Japan administers the uninhabited islands in the East China Sea and is prepared to defend them in the face of frequent Chinese naval and air incursions near the islands.

In addition to China, Vietnam, and Philippines, the South China Sea islands are claimed by Malaysia, Taiwan, and Brunei.

As part of the tougher policy toward China, Navy warships conducted more than a dozen freedom of navigation operations in the South China Sea in the past two years. The operations involve Navy warships sailing through the waters and sometimes close to disputed islands.

Chinese warships have challenged the operations by sailing close to the Navy ships and demanding the ships leave the area.

U.S. surveillance aircraft also make regular flights over the sea.

In Beijing, a Foreign Ministry spokesman Lu Kang accused the United States of fueling disputes by the comment. Lu said the South China Sea is "generally stable and sound" and regional states have held talks aimed at upholding regional peace and stability through a Beijing-drafted code of conduct.

"If non-regional countries, for example the U.S., truly wish for peace, tranquility and wellbeing for people in the region, they should stay away from stirring up troubles," Liu said March 1.

Retired Navy Capt. Jim Fanell, former Pacific Fleet intelligence director, said Pompeo's declaration is a "dramatic and welcome change" from the Obama administration.

"What is different is this administration's effort to re-establish the credibility of the U.S. with the Republic of the Philippines and within the region after a disastrous performance by the previous administration at Scarborough Shoal in 2012," he said.

From April to June 2012 the State Department failed to support its Philippines ally and ignored a request from then-President Benigno Aquino to invoke the defense treaty in response to China sending warships to take control of the shoal, he said.

Scarborough, located about 150 miles east of the Philippines, has been controlled by China since then.

Fanell called the failure to defend Philippines over the shoal "the worst U.S. foreign policy disaster since the departure of Marine Corps helicopters flying off from the roof tops of our embassy in Saigon in 1975."

"Secretary of State Pompeo's statement is a welcome reconfirmation of commitment to our treaty ally and to the region that the United States is both an ally that can be counted on in the Indo-Pacific," he said.

Davidson, the Pacific forces commander, said in recent Senate testimony that China's maritime claims in the South China Sea "are contrary to international law and pose a substantial long-term threat to the rules-based international order."

The commander also said the Chinese anti-aircraft missiles pose a danger to both military and civilian aircraft.

On Philippines, Davidson said Chinese coast guard vessels "regularly harass and intimidate fishing vessels from our treaty ally, the Philippines, operating near Scarborough Reef, as well as the fishing fleets of other regional nations."

China carried out naval, air force, and missile exercises in the South China Sea last month, including missile defense drills involving the air defense weapon now fielded on disputed islands, according to a report from the region.

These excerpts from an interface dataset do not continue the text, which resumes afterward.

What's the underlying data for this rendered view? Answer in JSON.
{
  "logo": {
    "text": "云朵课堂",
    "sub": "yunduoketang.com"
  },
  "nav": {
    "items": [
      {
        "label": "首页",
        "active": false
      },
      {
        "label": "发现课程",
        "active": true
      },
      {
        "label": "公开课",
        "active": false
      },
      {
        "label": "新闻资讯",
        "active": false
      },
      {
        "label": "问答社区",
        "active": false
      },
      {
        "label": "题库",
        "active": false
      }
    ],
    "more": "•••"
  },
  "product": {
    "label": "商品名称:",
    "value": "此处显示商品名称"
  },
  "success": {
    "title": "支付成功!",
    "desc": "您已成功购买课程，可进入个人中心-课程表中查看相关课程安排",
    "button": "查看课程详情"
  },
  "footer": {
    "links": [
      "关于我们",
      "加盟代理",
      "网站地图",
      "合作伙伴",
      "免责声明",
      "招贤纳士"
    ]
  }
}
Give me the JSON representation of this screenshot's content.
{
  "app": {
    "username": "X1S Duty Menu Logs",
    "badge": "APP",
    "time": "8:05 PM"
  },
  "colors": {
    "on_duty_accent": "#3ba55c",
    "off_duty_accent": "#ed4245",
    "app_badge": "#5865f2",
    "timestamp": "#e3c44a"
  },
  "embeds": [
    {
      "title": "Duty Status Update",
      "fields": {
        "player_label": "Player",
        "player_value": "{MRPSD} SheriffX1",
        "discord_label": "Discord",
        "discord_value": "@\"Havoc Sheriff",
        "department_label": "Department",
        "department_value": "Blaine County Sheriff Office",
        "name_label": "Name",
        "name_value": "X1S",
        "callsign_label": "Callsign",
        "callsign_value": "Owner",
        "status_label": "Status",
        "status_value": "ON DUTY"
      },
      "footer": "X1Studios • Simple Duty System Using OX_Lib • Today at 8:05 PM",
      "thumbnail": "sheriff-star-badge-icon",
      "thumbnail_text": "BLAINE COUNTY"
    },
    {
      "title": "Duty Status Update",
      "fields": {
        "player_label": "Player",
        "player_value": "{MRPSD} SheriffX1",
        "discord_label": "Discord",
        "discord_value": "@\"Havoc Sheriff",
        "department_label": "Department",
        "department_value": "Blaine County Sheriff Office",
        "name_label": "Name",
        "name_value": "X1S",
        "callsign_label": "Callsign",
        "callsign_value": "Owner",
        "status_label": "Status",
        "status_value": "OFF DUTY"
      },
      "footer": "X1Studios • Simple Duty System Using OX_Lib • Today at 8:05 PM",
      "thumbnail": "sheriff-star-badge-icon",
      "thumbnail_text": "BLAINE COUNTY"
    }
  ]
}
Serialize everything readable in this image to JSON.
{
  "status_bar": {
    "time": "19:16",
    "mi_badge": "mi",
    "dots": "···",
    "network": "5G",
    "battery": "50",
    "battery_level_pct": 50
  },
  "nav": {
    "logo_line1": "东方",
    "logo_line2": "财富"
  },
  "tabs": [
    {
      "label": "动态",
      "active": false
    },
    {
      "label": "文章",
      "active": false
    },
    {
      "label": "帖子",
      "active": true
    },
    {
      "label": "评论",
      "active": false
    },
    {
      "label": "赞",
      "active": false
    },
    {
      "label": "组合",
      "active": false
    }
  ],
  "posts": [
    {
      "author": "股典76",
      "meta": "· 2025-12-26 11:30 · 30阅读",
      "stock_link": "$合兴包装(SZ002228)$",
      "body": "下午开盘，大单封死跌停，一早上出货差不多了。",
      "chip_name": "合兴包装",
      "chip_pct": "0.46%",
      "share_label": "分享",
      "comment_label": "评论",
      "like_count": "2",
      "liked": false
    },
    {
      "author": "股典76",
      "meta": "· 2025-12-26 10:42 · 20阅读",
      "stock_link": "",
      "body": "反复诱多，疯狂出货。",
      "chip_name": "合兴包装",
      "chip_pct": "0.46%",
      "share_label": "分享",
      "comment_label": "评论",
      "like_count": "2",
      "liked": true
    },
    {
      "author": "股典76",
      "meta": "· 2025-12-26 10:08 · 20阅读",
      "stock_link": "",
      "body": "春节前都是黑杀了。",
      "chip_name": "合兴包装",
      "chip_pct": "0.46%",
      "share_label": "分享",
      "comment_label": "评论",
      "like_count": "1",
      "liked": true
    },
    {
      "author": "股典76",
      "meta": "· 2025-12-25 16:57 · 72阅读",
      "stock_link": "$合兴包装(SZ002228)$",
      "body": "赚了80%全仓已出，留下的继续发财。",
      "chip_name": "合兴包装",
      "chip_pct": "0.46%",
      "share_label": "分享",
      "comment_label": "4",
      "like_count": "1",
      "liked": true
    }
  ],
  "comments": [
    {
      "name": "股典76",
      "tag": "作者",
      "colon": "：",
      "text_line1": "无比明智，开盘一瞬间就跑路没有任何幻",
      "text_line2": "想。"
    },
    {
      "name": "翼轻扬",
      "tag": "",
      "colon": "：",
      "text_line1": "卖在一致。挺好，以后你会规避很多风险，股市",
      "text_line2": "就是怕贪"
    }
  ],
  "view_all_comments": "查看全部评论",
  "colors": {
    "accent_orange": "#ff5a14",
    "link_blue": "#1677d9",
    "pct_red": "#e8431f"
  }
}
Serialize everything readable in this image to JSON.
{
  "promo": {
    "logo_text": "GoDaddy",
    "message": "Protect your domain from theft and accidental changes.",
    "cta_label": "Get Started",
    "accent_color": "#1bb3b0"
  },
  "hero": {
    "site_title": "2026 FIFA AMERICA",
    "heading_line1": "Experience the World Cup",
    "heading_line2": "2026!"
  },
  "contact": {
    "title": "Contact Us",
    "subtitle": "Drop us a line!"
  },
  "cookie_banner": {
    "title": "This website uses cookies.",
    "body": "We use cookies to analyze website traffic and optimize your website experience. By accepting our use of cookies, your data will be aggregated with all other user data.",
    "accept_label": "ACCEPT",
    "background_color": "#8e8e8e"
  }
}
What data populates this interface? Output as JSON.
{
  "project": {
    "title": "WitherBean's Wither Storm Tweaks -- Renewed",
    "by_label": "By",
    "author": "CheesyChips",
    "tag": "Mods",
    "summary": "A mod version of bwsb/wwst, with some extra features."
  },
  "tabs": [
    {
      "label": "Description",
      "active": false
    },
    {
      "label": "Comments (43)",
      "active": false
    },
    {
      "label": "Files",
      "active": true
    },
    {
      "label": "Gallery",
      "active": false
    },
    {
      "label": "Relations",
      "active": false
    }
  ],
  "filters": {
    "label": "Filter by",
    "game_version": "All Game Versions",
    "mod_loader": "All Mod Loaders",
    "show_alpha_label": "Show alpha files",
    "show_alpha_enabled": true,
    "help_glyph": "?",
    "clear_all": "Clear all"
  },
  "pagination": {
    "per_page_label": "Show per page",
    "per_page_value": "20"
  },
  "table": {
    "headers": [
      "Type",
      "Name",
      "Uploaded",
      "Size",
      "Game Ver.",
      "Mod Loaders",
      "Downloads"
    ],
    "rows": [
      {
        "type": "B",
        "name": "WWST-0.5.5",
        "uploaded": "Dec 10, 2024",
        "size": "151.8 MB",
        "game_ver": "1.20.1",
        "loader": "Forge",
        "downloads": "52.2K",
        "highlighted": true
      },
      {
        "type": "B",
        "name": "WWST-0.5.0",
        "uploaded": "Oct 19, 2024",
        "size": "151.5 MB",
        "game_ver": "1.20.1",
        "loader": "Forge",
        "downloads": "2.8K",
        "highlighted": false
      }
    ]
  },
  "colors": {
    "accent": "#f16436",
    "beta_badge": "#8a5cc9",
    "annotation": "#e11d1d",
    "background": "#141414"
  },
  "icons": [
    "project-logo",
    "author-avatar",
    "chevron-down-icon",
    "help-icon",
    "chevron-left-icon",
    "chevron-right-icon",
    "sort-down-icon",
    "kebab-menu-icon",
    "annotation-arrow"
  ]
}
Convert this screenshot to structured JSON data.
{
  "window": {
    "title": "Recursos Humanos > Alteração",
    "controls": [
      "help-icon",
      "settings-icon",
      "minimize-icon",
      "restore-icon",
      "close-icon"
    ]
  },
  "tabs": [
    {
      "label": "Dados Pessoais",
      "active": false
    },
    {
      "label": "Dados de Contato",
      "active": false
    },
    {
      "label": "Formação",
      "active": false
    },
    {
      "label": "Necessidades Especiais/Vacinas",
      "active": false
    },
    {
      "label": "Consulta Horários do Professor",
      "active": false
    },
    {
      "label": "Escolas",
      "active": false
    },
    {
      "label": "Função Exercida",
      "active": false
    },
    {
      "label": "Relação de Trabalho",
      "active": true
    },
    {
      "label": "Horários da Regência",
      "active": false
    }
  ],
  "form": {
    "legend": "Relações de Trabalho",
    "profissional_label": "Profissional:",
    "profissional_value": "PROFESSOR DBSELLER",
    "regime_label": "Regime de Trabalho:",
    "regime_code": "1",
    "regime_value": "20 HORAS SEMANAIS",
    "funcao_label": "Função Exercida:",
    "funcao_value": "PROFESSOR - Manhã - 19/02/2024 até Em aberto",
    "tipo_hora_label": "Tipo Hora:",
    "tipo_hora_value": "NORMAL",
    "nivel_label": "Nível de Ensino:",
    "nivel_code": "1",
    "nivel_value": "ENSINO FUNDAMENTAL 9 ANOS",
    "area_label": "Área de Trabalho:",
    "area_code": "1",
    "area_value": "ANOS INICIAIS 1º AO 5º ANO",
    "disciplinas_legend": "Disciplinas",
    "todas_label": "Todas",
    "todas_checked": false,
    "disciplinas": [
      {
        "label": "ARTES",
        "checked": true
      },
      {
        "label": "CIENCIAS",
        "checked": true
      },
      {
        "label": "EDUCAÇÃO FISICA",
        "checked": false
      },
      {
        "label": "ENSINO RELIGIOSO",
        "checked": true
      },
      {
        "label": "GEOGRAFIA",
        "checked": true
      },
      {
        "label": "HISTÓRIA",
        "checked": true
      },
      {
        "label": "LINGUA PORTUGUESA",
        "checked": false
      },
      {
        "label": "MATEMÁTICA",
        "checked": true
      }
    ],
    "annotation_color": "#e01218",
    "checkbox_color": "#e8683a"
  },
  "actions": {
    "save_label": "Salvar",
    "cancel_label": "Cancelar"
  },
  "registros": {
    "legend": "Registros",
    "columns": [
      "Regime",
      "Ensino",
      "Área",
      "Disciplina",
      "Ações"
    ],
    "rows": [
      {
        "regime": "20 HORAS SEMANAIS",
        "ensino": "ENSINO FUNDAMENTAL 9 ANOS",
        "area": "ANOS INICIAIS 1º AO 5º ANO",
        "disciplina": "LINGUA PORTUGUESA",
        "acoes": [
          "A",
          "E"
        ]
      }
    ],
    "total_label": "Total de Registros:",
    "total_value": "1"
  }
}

The South China Morning Post reported that the People's Liberation Army would like to permanently deploy HQ-9 anti-aircraft and YJ anti-ship missiles on Woody Island in the Parcels.